Sierra Leone’s 2007 Elections: Monumental and More of the Same
by Kevin S. Fridy and Fredline A.O. M’Cormack-Hale
When the National Electoral Commission of Sierra Leone announced that Ernest Bai Koroma and his party, the All People’s Congress, had been elected to replace the incumbent Sierra Leone People’s Party government, Sierra Leone joined a growing number of African nations to have experienced a peaceful turnover of power from one popularly elected government to another. Though the electoral tallies were not without their critics, the overwhelming sentiment both within Sierra Leone and without was that the 2007 elections marked a positive turning point in the country’s political history. Using newly released census data and election results, we analyze the 2007 elections to see just how paradigm-breaking these elections were. We find that the social cleavages, and most notably ethnic cleavages pitting the Mende versus the Temne, that marked preceding elections were evident in 2007. These most recent elections were not, however, as some SLPP supporters have claimed, more divisive in terms of ethnicity than elections past. What changed between 2002 and 2007 was not an increase in “tribal animosities” or a demographic shift but rather a change in who the heterogeneous and relatively cosmopolitan voters of Freetown felt should lead the country for the next five years.
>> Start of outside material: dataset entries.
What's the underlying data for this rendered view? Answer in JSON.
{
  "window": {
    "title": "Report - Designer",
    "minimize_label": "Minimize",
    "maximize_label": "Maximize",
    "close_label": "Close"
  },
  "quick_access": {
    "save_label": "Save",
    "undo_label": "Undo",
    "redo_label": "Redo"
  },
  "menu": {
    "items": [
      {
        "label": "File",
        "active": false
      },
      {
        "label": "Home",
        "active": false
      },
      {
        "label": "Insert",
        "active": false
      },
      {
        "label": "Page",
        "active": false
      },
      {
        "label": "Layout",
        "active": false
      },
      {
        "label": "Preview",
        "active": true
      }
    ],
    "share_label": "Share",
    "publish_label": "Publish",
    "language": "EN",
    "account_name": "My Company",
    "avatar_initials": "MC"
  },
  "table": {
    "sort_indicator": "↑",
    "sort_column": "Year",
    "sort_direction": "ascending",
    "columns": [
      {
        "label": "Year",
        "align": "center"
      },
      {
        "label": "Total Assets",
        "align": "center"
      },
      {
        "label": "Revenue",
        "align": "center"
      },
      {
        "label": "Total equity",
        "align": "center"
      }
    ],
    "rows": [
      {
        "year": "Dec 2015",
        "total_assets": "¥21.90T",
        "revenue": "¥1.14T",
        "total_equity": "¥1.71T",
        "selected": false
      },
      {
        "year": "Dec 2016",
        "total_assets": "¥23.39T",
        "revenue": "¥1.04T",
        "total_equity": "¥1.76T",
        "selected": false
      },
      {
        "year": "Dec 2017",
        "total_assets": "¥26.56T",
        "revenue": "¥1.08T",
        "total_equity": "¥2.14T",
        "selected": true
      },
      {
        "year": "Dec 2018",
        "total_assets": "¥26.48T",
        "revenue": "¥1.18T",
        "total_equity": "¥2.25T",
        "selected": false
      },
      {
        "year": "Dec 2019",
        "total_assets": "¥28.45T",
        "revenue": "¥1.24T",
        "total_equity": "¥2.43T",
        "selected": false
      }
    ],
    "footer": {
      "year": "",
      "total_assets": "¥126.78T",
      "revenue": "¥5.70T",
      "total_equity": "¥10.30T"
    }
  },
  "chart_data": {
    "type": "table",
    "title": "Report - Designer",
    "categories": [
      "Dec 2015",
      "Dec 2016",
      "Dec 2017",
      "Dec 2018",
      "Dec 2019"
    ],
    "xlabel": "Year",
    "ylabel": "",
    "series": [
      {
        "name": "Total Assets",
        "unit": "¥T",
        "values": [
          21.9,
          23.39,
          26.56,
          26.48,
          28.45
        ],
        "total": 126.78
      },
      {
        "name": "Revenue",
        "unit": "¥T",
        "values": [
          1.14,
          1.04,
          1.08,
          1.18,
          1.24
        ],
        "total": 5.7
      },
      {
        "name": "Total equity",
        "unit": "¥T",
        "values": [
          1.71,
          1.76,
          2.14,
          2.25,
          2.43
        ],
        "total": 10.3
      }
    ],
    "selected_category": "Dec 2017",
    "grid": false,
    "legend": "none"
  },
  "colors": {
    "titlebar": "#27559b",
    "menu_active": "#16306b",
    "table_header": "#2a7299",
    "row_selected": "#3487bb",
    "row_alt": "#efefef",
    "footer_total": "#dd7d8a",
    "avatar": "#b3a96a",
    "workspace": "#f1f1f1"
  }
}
Kevin S. Fridy is Assistant Professor of Government and World Affairs at the University of Tampa.
Fredline M’Cormack-Hale is Assistant Professor at the John C. Whitehead School of Diplomacy and International Relations, Seton Hall University. This research and analysis was made possible in part through University of Tampa Dana and Delo grants and a United States Institute of Peace dissertation fellowship.